“What fills me with a lot of optimism is that more and more young Hungarians are going abroad to study,” he added. “Of course, there may be a downside to this, if too many people stay there. But they experience a terrible contrast between what they see at home and there,” he continued. “In Hungary there is no debate, no civilized political dialogue, but there is a culture shock for these students who go out to any other European country. They will see people arguing with each other on television every day on X channel. Good God, they've never seen anything like it! They grew up without seeing a single debate about public policy between people. And these people will come home,” he argued.
“I am confident that the low standard of public policy here will push young people out. As they went back to Poland and went back to Romania, they will definitely coming back here,” he said.
“A significant part of the generation that will restore democracy in Hungary will come back from abroad and will know what it means. They will know and they will miss what it means to live in a democracy,” he continued.

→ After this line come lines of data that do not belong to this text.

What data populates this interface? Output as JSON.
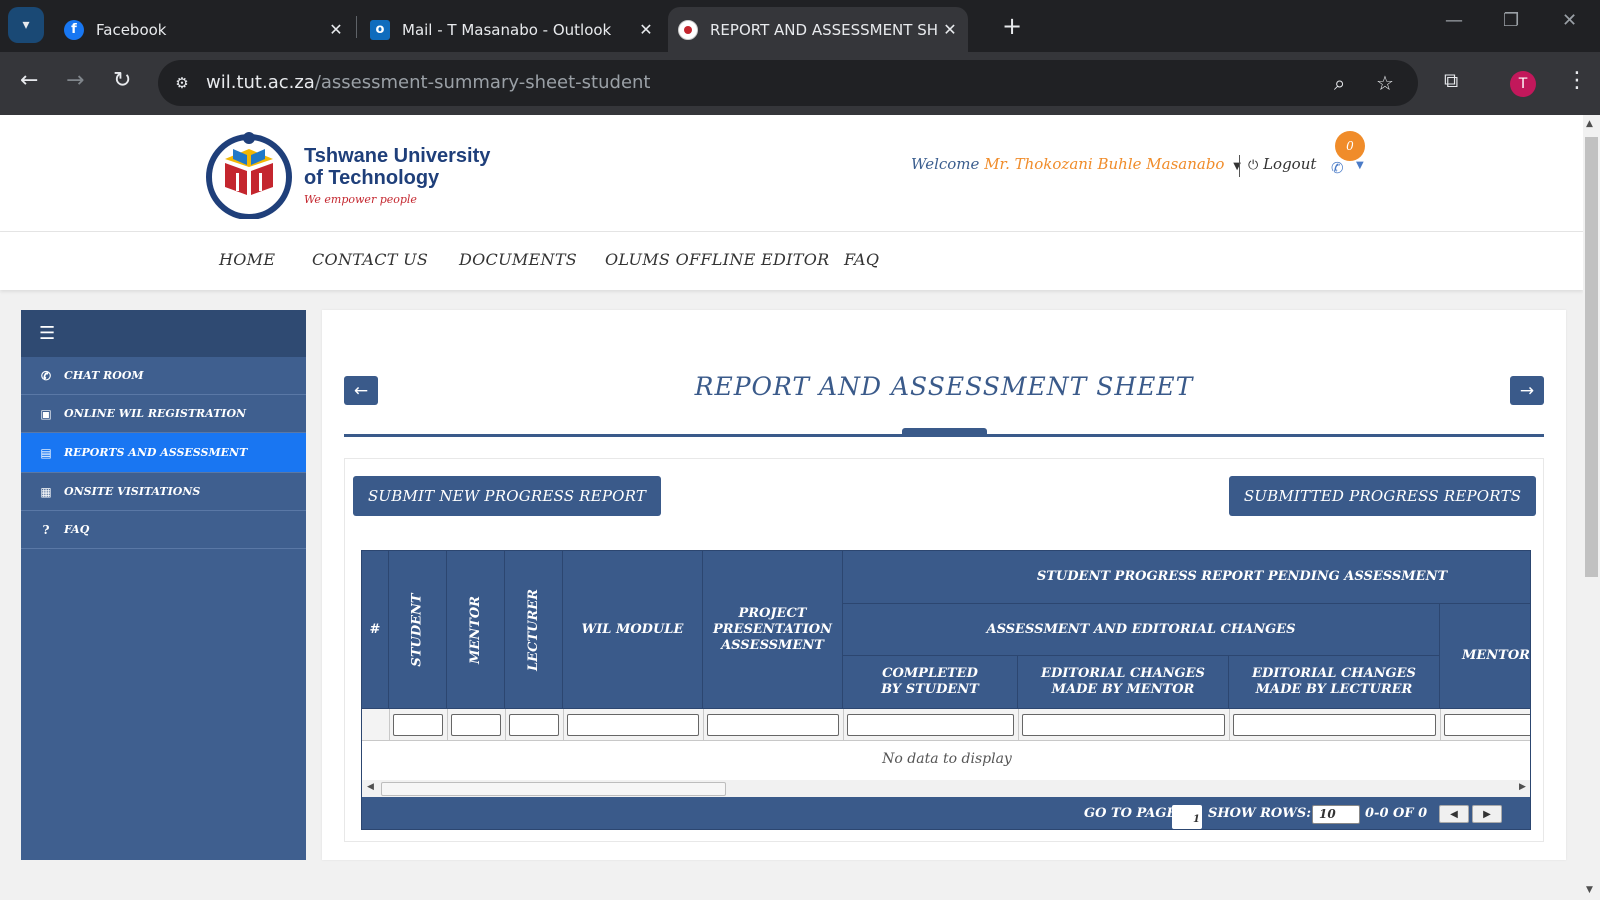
{
  "browser": {
    "tabs": [
      {
        "title": "Facebook",
        "icon": "facebook-icon",
        "color": "#1877f2"
      },
      {
        "title": "Mail - T Masanabo - Outlook",
        "icon": "outlook-icon",
        "color": "#0f6cbd"
      },
      {
        "title": "REPORT AND ASSESSMENT SHEET",
        "icon": "tut-favicon",
        "color": "#ffffff"
      }
    ],
    "url_host": "wil.tut.ac.za",
    "url_path": "/assessment-summary-sheet-student",
    "profile_initial": "T"
  },
  "header": {
    "logo_line1": "Tshwane University",
    "logo_line2": "of Technology",
    "logo_tagline": "We empower people",
    "welcome": "Welcome",
    "user_name": "Mr. Thokozani Buhle Masanabo",
    "logout": "Logout",
    "notification_count": "0"
  },
  "nav": [
    "HOME",
    "CONTACT US",
    "DOCUMENTS",
    "OLUMS OFFLINE EDITOR",
    "FAQ"
  ],
  "sidebar": {
    "items": [
      {
        "label": "CHAT ROOM",
        "icon": "whatsapp-icon"
      },
      {
        "label": "ONLINE WIL REGISTRATION",
        "icon": "id-badge-icon"
      },
      {
        "label": "REPORTS AND ASSESSMENT",
        "icon": "document-icon",
        "active": true
      },
      {
        "label": "ONSITE VISITATIONS",
        "icon": "calendar-check-icon"
      },
      {
        "label": "FAQ",
        "icon": "question-icon"
      }
    ]
  },
  "main": {
    "title": "REPORT AND ASSESSMENT SHEET",
    "submit_button": "SUBMIT NEW PROGRESS REPORT",
    "submitted_button": "SUBMITTED PROGRESS REPORTS"
  },
  "grid": {
    "headers": {
      "num": "#",
      "student": "STUDENT",
      "mentor": "MENTOR",
      "lecturer": "LECTURER",
      "wil_module": "WIL MODULE",
      "project": "PROJECT PRESENTATION ASSESSMENT",
      "pending": "STUDENT PROGRESS REPORT PENDING ASSESSMENT",
      "assessment_changes": "ASSESSMENT AND EDITORIAL CHANGES",
      "completed": "COMPLETED BY STUDENT",
      "edit_mentor": "EDITORIAL CHANGES MADE BY MENTOR",
      "edit_lecturer": "EDITORIAL CHANGES MADE BY LECTURER",
      "mentor_col": "MENTOR"
    },
    "no_data": "No data to display",
    "pager": {
      "go_to_page": "GO TO PAGE:",
      "page_value": "1",
      "show_rows": "SHOW ROWS:",
      "rows_value": "10",
      "range": "0-0 OF 0"
    }
  },
  "colors": {
    "primary": "#3a5a8a",
    "sidebar_active": "#1976f2",
    "accent_orange": "#f08c2a"
  }
}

He also talked about our projects. “We have just received a fairly substantial grant to launch a study on the relationship between development and democracy on four continents,” he said, referring to our new project supported by the Open Society University Network. “The Open Society Foundations have a network of universities, about sixty different institutions, universities, research institutes on five continents. Within that framework, we have received quite a substantial grant to work with researchers from Africa, South America and Asia on the relationship between democracy and development. And we're managing that from here in Budapest,” he explained.

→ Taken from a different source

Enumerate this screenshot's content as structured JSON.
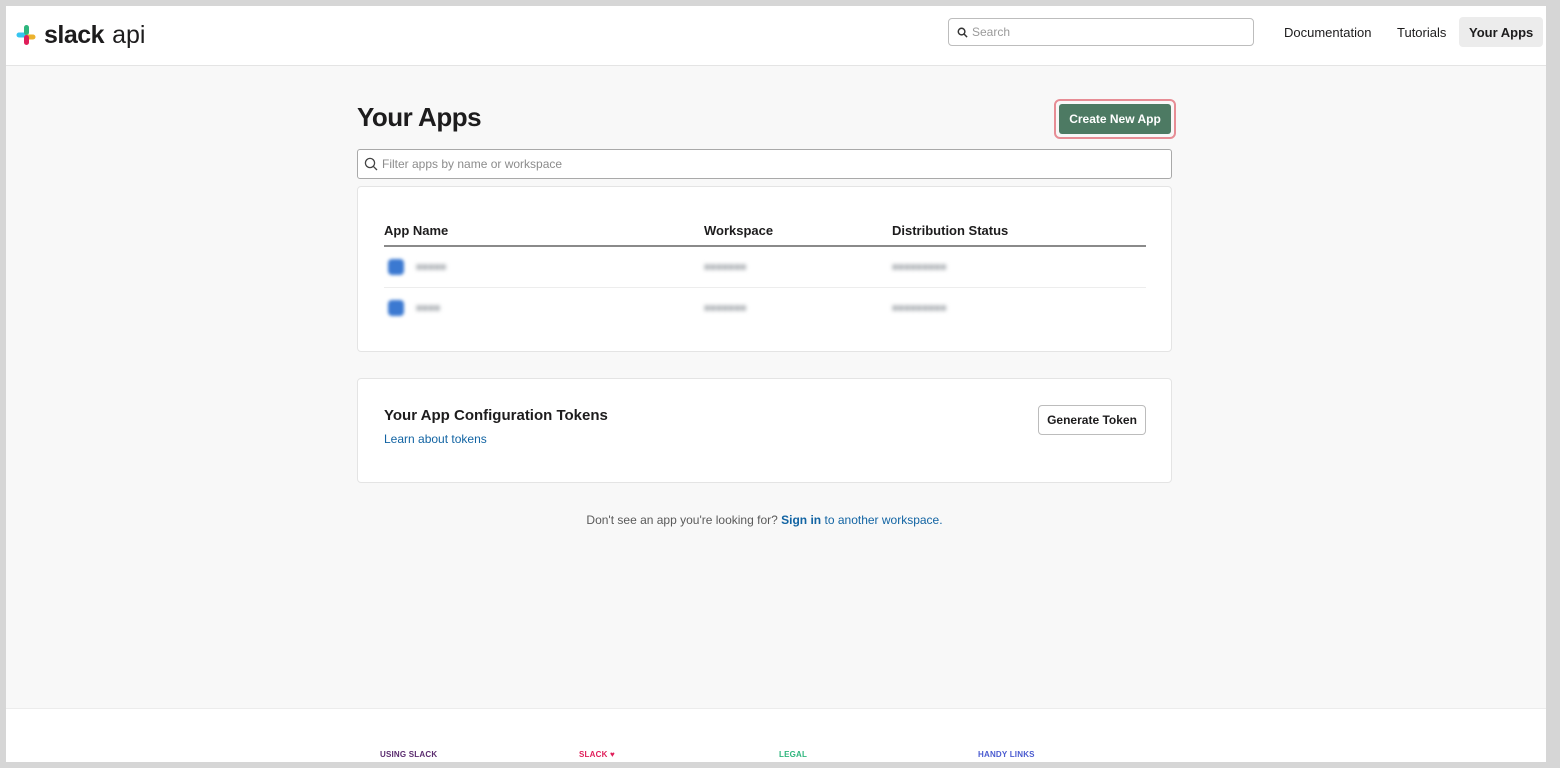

“We are also being asked to get involved in a program on how European integration can strengthen democracy in Ukraine, in post-war Ukraine. So we are cooperating on that now. We have good links with the Advisory Group on European Integration, which is working alongside the Ukrainian government, and with the Kyiv Economic University,” he continued.
Read or listen to the interview (in Hungarian) here.